• [Exercise instructions]: Whenever a line carries the word "content", pull it out of the entries.

• [Records supplied]:
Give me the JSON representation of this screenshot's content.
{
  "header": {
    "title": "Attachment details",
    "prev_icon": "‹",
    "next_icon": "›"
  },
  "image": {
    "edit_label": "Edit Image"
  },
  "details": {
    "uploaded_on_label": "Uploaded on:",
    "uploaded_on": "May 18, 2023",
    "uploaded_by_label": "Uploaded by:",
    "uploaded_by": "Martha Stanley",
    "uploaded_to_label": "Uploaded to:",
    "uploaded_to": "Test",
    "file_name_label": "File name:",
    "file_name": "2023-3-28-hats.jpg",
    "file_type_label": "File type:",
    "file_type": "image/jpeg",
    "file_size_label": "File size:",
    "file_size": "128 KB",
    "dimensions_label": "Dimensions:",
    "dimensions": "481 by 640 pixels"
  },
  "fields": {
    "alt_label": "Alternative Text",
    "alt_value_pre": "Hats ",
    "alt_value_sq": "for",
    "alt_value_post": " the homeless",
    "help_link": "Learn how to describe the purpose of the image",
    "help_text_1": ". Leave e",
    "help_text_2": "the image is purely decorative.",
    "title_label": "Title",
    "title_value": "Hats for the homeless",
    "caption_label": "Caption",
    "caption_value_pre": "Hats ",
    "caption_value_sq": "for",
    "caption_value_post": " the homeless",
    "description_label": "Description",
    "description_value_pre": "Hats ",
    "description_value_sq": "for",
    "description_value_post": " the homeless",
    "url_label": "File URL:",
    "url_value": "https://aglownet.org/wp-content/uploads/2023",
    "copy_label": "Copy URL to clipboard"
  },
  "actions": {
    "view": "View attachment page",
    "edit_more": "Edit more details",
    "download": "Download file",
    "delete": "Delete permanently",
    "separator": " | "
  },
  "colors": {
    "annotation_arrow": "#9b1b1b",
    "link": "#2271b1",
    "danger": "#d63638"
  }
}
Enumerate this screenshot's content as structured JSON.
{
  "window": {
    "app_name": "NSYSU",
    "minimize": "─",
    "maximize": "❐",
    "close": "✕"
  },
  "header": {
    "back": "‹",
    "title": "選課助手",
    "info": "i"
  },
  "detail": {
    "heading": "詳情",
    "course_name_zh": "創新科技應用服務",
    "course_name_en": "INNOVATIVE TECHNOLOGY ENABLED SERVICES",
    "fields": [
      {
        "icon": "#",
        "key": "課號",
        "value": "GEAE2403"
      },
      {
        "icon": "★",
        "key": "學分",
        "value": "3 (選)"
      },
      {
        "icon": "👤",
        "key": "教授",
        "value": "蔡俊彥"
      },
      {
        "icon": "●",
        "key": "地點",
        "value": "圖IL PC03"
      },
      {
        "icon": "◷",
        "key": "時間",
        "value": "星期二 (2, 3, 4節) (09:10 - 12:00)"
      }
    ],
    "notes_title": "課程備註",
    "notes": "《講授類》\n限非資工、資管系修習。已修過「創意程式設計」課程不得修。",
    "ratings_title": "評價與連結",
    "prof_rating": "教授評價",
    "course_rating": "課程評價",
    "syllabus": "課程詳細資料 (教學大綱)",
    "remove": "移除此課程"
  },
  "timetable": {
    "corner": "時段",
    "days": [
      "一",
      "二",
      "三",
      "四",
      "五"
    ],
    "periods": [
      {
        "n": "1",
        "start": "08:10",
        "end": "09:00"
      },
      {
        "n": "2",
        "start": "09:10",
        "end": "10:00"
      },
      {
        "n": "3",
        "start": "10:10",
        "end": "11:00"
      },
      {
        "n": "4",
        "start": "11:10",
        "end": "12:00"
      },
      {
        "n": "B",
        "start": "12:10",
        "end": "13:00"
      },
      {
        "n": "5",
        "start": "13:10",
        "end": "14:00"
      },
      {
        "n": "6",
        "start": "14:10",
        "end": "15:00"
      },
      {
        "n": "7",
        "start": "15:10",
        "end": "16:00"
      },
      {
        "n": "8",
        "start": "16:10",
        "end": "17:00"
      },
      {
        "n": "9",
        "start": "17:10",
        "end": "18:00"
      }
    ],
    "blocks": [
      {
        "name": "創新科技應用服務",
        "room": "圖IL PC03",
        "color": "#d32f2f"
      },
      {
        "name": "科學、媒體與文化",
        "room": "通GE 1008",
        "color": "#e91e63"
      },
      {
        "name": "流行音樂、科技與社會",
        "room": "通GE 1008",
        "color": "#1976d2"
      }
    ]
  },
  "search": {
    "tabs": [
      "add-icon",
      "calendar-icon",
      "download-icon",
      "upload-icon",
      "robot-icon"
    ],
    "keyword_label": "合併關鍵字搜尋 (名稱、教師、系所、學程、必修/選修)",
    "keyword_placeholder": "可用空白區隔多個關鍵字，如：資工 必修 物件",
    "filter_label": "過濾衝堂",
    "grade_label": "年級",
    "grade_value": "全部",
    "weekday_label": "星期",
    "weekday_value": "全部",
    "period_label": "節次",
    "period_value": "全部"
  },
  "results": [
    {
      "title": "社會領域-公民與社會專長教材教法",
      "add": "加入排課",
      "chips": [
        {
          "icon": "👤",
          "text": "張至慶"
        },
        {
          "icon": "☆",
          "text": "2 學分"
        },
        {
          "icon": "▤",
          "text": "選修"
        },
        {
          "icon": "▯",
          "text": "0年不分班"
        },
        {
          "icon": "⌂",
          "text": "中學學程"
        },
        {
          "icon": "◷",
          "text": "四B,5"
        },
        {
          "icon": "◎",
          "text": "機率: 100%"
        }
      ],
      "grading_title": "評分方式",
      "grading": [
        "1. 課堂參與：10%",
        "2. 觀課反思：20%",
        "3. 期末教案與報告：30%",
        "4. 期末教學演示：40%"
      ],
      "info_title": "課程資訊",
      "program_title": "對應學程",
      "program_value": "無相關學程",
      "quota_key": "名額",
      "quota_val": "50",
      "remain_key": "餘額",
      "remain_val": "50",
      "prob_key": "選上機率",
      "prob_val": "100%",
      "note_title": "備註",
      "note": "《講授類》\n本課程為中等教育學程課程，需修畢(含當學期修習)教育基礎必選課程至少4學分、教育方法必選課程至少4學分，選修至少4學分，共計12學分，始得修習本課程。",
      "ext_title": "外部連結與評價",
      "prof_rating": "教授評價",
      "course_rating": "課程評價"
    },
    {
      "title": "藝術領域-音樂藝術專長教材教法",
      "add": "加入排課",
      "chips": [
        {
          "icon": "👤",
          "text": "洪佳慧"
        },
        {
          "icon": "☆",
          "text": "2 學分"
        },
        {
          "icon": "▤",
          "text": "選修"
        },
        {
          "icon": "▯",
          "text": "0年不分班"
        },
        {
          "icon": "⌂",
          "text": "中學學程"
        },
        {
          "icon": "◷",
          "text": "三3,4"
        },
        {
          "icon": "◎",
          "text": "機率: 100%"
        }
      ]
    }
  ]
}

• [Solution for this task]:
Give me the JSON representation of this screenshot's content.
    "url_value": "https://aglownet.org/wp-content/uploads/2023",
Enumerate this screenshot's content as structured JSON.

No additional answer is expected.